## Exercise objective
Search the records below for the word "screenshot". Pull out each line that has it.

(Interface dataset entries)
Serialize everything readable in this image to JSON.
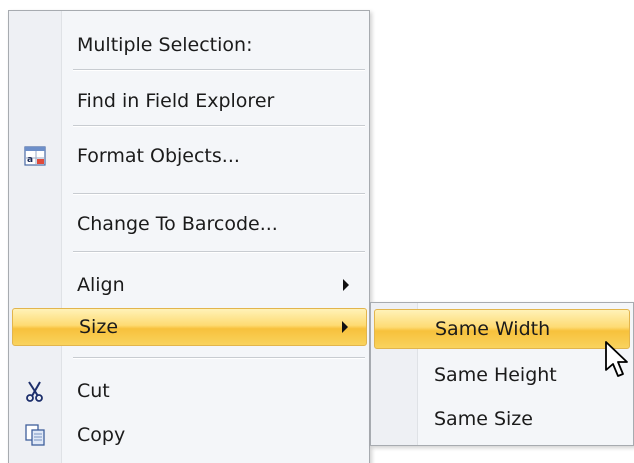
{
  "context_menu": {
    "header": "Multiple Selection:",
    "items": [
      {
        "label": "Find in Field Explorer",
        "icon": ""
      },
      {
        "label": "Format Objects...",
        "icon": "format-objects-icon"
      },
      {
        "label": "Change To Barcode...",
        "icon": ""
      },
      {
        "label": "Align",
        "icon": "",
        "has_submenu": true
      },
      {
        "label": "Size",
        "icon": "",
        "has_submenu": true,
        "highlighted": true
      },
      {
        "label": "Cut",
        "icon": "scissors-icon"
      },
      {
        "label": "Copy",
        "icon": "copy-icon"
      }
    ]
  },
  "size_submenu": {
    "items": [
      {
        "label": "Same Width",
        "highlighted": true
      },
      {
        "label": "Same Height"
      },
      {
        "label": "Same Size"
      }
    ]
  },
  "colors": {
    "highlight_top": "#fff2b8",
    "highlight_mid": "#f7c13c",
    "highlight_border": "#e2b54d",
    "menu_bg": "#f4f6f9"
  }
}
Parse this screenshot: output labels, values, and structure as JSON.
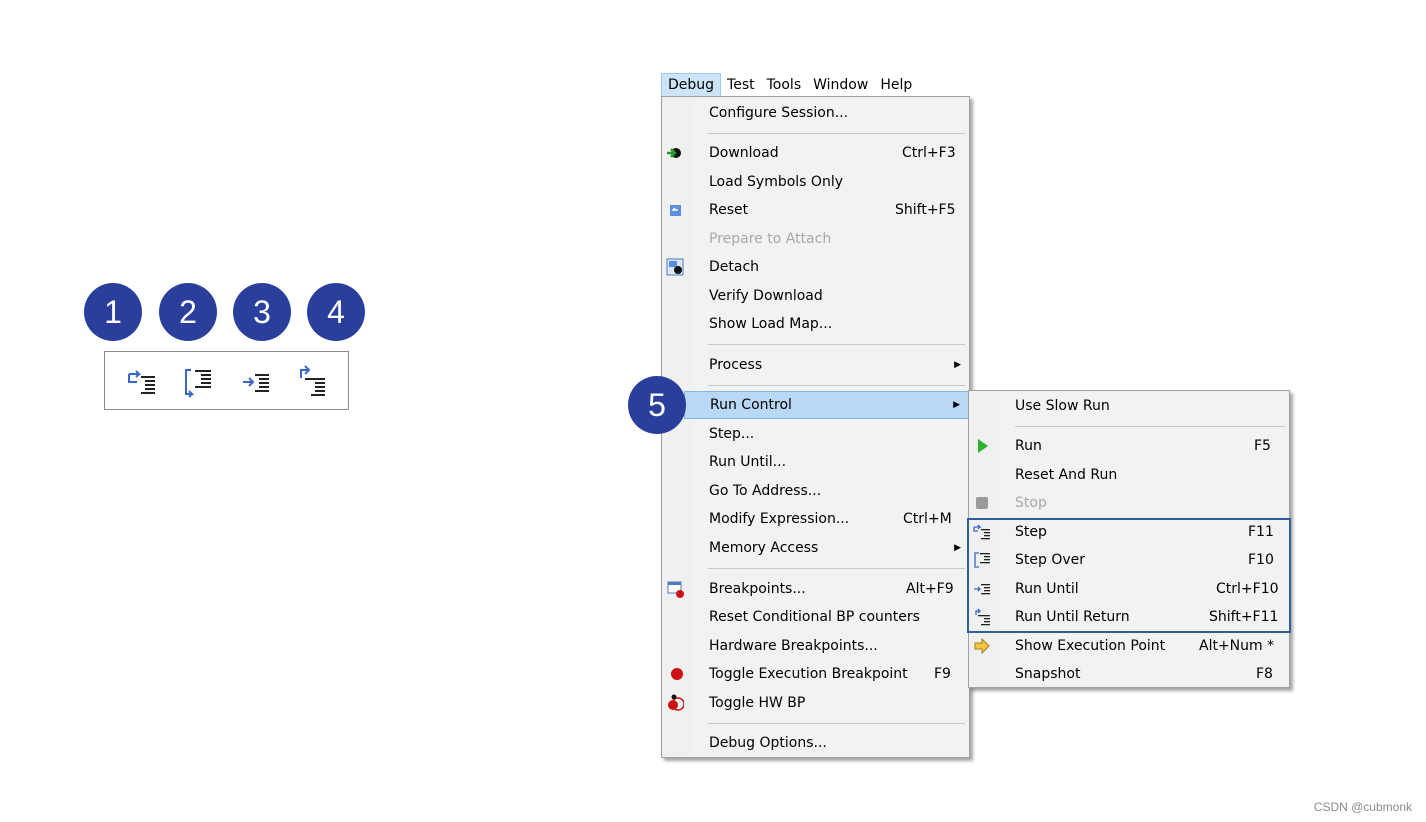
{
  "badges": [
    "1",
    "2",
    "3",
    "4",
    "5"
  ],
  "toolbar": {
    "buttons": [
      {
        "name": "step",
        "icon": "step-into-icon"
      },
      {
        "name": "step-over",
        "icon": "step-over-icon"
      },
      {
        "name": "run-until",
        "icon": "run-until-icon"
      },
      {
        "name": "run-until-return",
        "icon": "run-until-return-icon"
      }
    ]
  },
  "menubar": [
    "Debug",
    "Test",
    "Tools",
    "Window",
    "Help"
  ],
  "debug_menu": {
    "items": [
      {
        "label": "Configure Session...",
        "shortcut": ""
      },
      {
        "label": "Download",
        "shortcut": "Ctrl+F3",
        "icon": "download-icon"
      },
      {
        "label": "Load Symbols Only",
        "shortcut": ""
      },
      {
        "label": "Reset",
        "shortcut": "Shift+F5",
        "icon": "reset-icon"
      },
      {
        "label": "Prepare to Attach",
        "shortcut": "",
        "disabled": true
      },
      {
        "label": "Detach",
        "shortcut": "",
        "icon": "detach-icon"
      },
      {
        "label": "Verify Download",
        "shortcut": ""
      },
      {
        "label": "Show Load Map...",
        "shortcut": ""
      },
      {
        "label": "Process",
        "shortcut": "",
        "submenu": true
      },
      {
        "label": "Run Control",
        "shortcut": "",
        "submenu": true,
        "highlighted": true
      },
      {
        "label": "Step...",
        "shortcut": ""
      },
      {
        "label": "Run Until...",
        "shortcut": ""
      },
      {
        "label": "Go To Address...",
        "shortcut": ""
      },
      {
        "label": "Modify Expression...",
        "shortcut": "Ctrl+M"
      },
      {
        "label": "Memory Access",
        "shortcut": "",
        "submenu": true
      },
      {
        "label": "Breakpoints...",
        "shortcut": "Alt+F9",
        "icon": "breakpoints-icon"
      },
      {
        "label": "Reset Conditional BP counters",
        "shortcut": ""
      },
      {
        "label": "Hardware Breakpoints...",
        "shortcut": ""
      },
      {
        "label": "Toggle Execution Breakpoint",
        "shortcut": "F9",
        "icon": "breakpoint-dot-icon"
      },
      {
        "label": "Toggle HW BP",
        "shortcut": "",
        "icon": "hw-breakpoint-icon"
      },
      {
        "label": "Debug Options...",
        "shortcut": ""
      }
    ]
  },
  "run_control_menu": {
    "items": [
      {
        "label": "Use Slow Run",
        "shortcut": ""
      },
      {
        "label": "Run",
        "shortcut": "F5",
        "icon": "run-play-icon"
      },
      {
        "label": "Reset And Run",
        "shortcut": ""
      },
      {
        "label": "Stop",
        "shortcut": "",
        "disabled": true,
        "icon": "stop-icon"
      },
      {
        "label": "Step",
        "shortcut": "F11",
        "icon": "step-into-icon"
      },
      {
        "label": "Step Over",
        "shortcut": "F10",
        "icon": "step-over-icon"
      },
      {
        "label": "Run Until",
        "shortcut": "Ctrl+F10",
        "icon": "run-until-icon"
      },
      {
        "label": "Run Until Return",
        "shortcut": "Shift+F11",
        "icon": "run-until-return-icon"
      },
      {
        "label": "Show Execution Point",
        "shortcut": "Alt+Num *",
        "icon": "execution-point-arrow-icon"
      },
      {
        "label": "Snapshot",
        "shortcut": "F8"
      }
    ]
  },
  "watermark": "CSDN @cubmonk",
  "colors": {
    "badge": "#2a3f9c",
    "highlight": "#b9d8f5",
    "box": "#2f5e9e"
  }
}
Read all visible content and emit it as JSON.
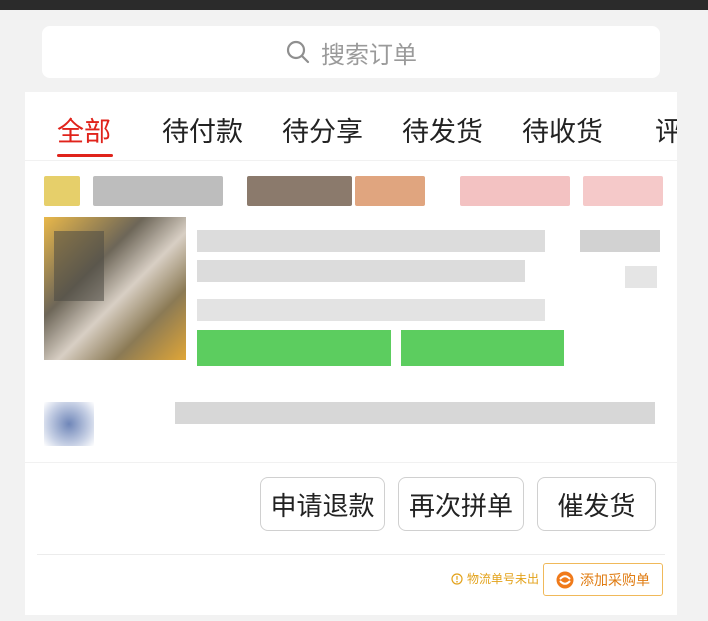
{
  "search": {
    "placeholder": "搜索订单"
  },
  "tabs": [
    {
      "label": "全部",
      "active": true
    },
    {
      "label": "待付款",
      "active": false
    },
    {
      "label": "待分享",
      "active": false
    },
    {
      "label": "待发货",
      "active": false
    },
    {
      "label": "待收货",
      "active": false
    },
    {
      "label": "评",
      "active": false
    }
  ],
  "order": {
    "actions": [
      "申请退款",
      "再次拼单",
      "催发货"
    ],
    "logistics_hint": "物流单号未出",
    "add_to_purchase_label": "添加采购单"
  },
  "colors": {
    "accent_red": "#e0231b",
    "hint_orange": "#e3a21a",
    "purchase_orange": "#e07c12"
  }
}
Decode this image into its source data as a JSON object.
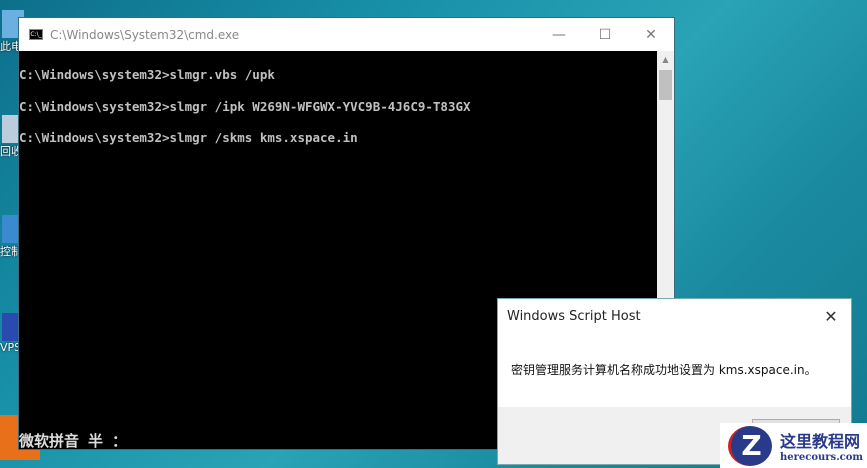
{
  "desktop": {
    "icons": [
      {
        "label": "此电脑"
      },
      {
        "label": "回收站"
      },
      {
        "label": "控制面板"
      },
      {
        "label": "VPS"
      }
    ]
  },
  "cmd": {
    "title": "C:\\Windows\\System32\\cmd.exe",
    "icon_text": "C:\\_",
    "lines": [
      "C:\\Windows\\system32>slmgr.vbs /upk",
      "C:\\Windows\\system32>slmgr /ipk W269N-WFGWX-YVC9B-4J6C9-T83GX",
      "C:\\Windows\\system32>slmgr /skms kms.xspace.in"
    ],
    "ime": "微软拼音 半 ："
  },
  "dialog": {
    "title": "Windows Script Host",
    "message": "密钥管理服务计算机名称成功地设置为 kms.xspace.in。"
  },
  "watermark": {
    "name": "这里教程网",
    "url": "herecours.com"
  }
}
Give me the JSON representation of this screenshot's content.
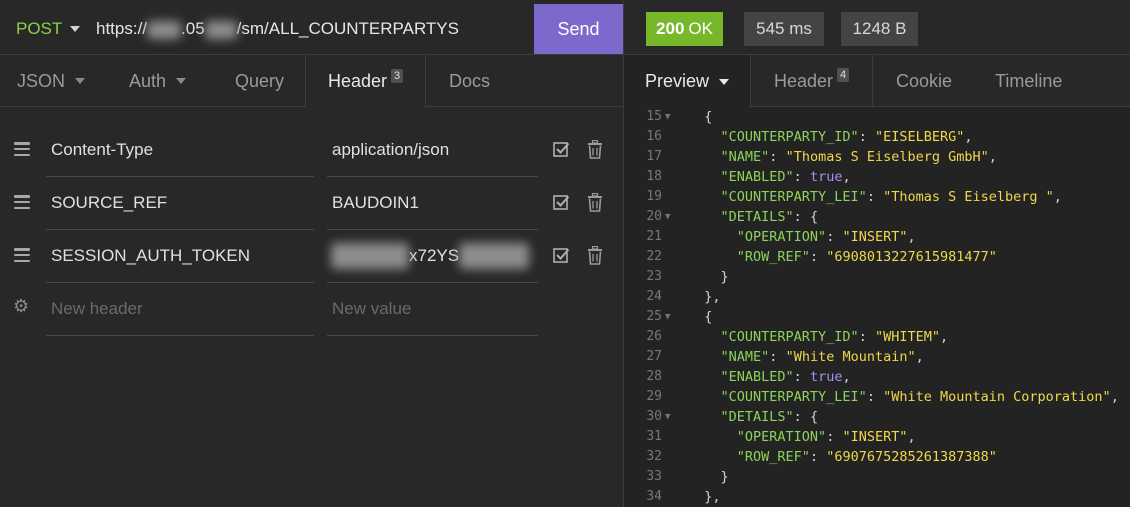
{
  "request": {
    "method": "POST",
    "url_prefix": "https://",
    "url_mid": ".05",
    "url_suffix": "/sm/ALL_COUNTERPARTYS",
    "send_label": "Send"
  },
  "request_tabs": [
    {
      "label": "JSON"
    },
    {
      "label": "Auth"
    },
    {
      "label": "Query"
    },
    {
      "label": "Header",
      "badge": "3"
    },
    {
      "label": "Docs"
    }
  ],
  "headers": [
    {
      "name": "Content-Type",
      "value": "application/json"
    },
    {
      "name": "SOURCE_REF",
      "value": "BAUDOIN1"
    },
    {
      "name": "SESSION_AUTH_TOKEN",
      "value": "x72YS"
    }
  ],
  "new_header": {
    "name_placeholder": "New header",
    "value_placeholder": "New value"
  },
  "response": {
    "status_code": "200",
    "status_text": "OK",
    "time": "545 ms",
    "size": "1248 B"
  },
  "response_tabs": [
    {
      "label": "Preview"
    },
    {
      "label": "Header",
      "badge": "4"
    },
    {
      "label": "Cookie"
    },
    {
      "label": "Timeline"
    }
  ],
  "colors": {
    "accent_purple": "#7d69cb",
    "status_green": "#76b82a",
    "json_key": "#8cd35a",
    "json_string": "#f0d74a",
    "json_bool": "#a78ff0"
  },
  "code_lines": [
    {
      "n": "15",
      "fold": true,
      "t": "  {"
    },
    {
      "n": "16",
      "fold": false,
      "t": "    \"COUNTERPARTY_ID\": \"EISELBERG\","
    },
    {
      "n": "17",
      "fold": false,
      "t": "    \"NAME\": \"Thomas S Eiselberg GmbH\","
    },
    {
      "n": "18",
      "fold": false,
      "t": "    \"ENABLED\": true,"
    },
    {
      "n": "19",
      "fold": false,
      "t": "    \"COUNTERPARTY_LEI\": \"Thomas S Eiselberg \","
    },
    {
      "n": "20",
      "fold": true,
      "t": "    \"DETAILS\": {"
    },
    {
      "n": "21",
      "fold": false,
      "t": "      \"OPERATION\": \"INSERT\","
    },
    {
      "n": "22",
      "fold": false,
      "t": "      \"ROW_REF\": \"6908013227615981477\""
    },
    {
      "n": "23",
      "fold": false,
      "t": "    }"
    },
    {
      "n": "24",
      "fold": false,
      "t": "  },"
    },
    {
      "n": "25",
      "fold": true,
      "t": "  {"
    },
    {
      "n": "26",
      "fold": false,
      "t": "    \"COUNTERPARTY_ID\": \"WHITEM\","
    },
    {
      "n": "27",
      "fold": false,
      "t": "    \"NAME\": \"White Mountain\","
    },
    {
      "n": "28",
      "fold": false,
      "t": "    \"ENABLED\": true,"
    },
    {
      "n": "29",
      "fold": false,
      "t": "    \"COUNTERPARTY_LEI\": \"White Mountain Corporation\","
    },
    {
      "n": "30",
      "fold": true,
      "t": "    \"DETAILS\": {"
    },
    {
      "n": "31",
      "fold": false,
      "t": "      \"OPERATION\": \"INSERT\","
    },
    {
      "n": "32",
      "fold": false,
      "t": "      \"ROW_REF\": \"6907675285261387388\""
    },
    {
      "n": "33",
      "fold": false,
      "t": "    }"
    },
    {
      "n": "34",
      "fold": false,
      "t": "  },"
    }
  ]
}
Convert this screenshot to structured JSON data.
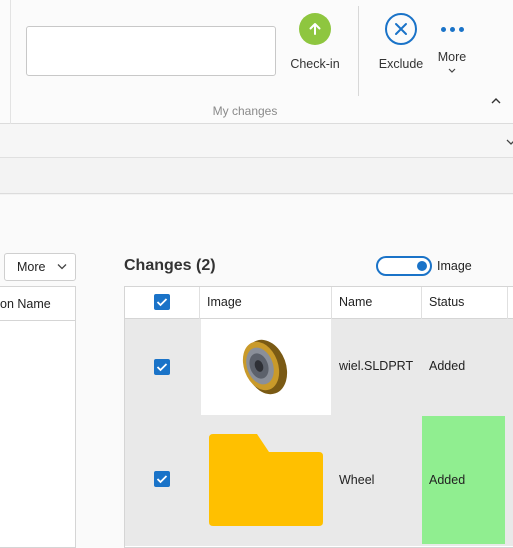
{
  "ribbon": {
    "comment_placeholder": "",
    "checkin_label": "Check-in",
    "exclude_label": "Exclude",
    "more_label": "More",
    "group_label": "My changes"
  },
  "left_panel": {
    "more_dropdown": "More",
    "column_header": "on Name"
  },
  "changes": {
    "title": "Changes (2)",
    "toggle_label": "Image",
    "toggle_on": true,
    "columns": [
      "Image",
      "Name",
      "Status"
    ],
    "rows": [
      {
        "checked": true,
        "thumbnail": "gear-part-thumbnail",
        "name": "wiel.SLDPRT",
        "status": "Added"
      },
      {
        "checked": true,
        "thumbnail": "folder-thumbnail",
        "name": "Wheel",
        "status": "Added",
        "status_color": "#90ee90"
      }
    ]
  },
  "colors": {
    "accent": "#1a73c8",
    "checkin_green": "#8ec63f",
    "folder_yellow": "#ffc000",
    "status_added_highlight": "#90ee90"
  }
}
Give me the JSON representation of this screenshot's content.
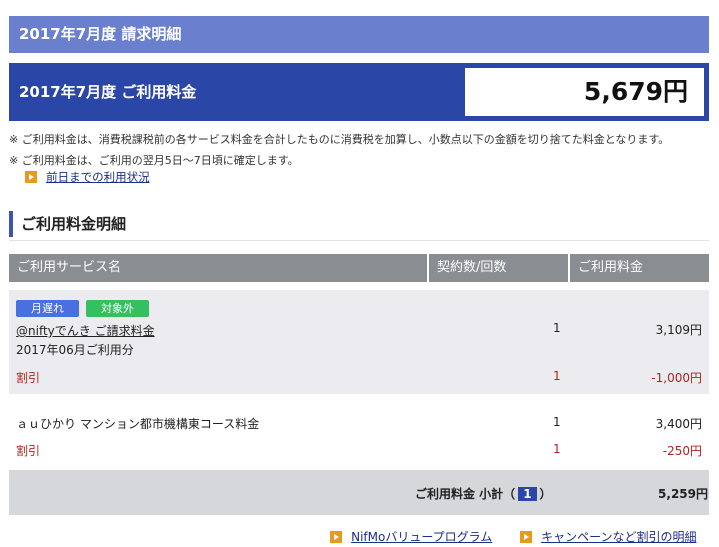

## Finished task
Parse this screenshot: output labels, values, and structure as JSON.
Give me the JSON representation of this screenshot's content.
Convert this screenshot to structured JSON data.
Give me the JSON representation of this screenshot's content.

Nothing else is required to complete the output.